__TASK ITEM__. Your answer should be the lines of the data below that contain "icon".

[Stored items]
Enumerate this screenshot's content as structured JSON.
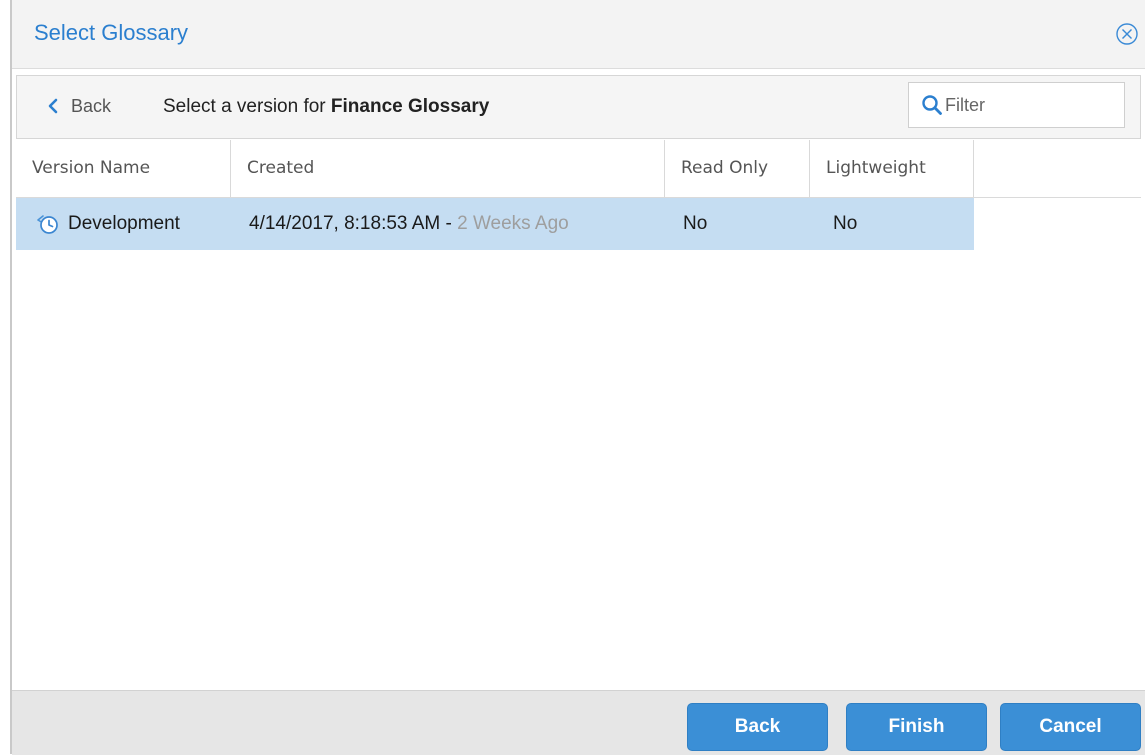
{
  "dialog": {
    "title": "Select Glossary",
    "close_icon": "close-circle-icon"
  },
  "subbar": {
    "back_label": "Back",
    "title_prefix": "Select a version for ",
    "title_glossary": "Finance Glossary",
    "filter_placeholder": "Filter",
    "filter_value": ""
  },
  "table": {
    "columns": [
      "Version Name",
      "Created",
      "Read Only",
      "Lightweight"
    ],
    "rows": [
      {
        "icon": "version-clock-icon",
        "name": "Development",
        "created": "4/14/2017, 8:18:53 AM - ",
        "created_relative": "2 Weeks Ago",
        "read_only": "No",
        "lightweight": "No",
        "selected": true
      }
    ]
  },
  "footer": {
    "back_label": "Back",
    "finish_label": "Finish",
    "cancel_label": "Cancel"
  },
  "colors": {
    "accent": "#2b7fcf",
    "button": "#3b8fd6",
    "selected_row": "#c5ddf2"
  }
}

__RESULT__.
    "close_icon": "close-circle-icon"
        "icon": "version-clock-icon",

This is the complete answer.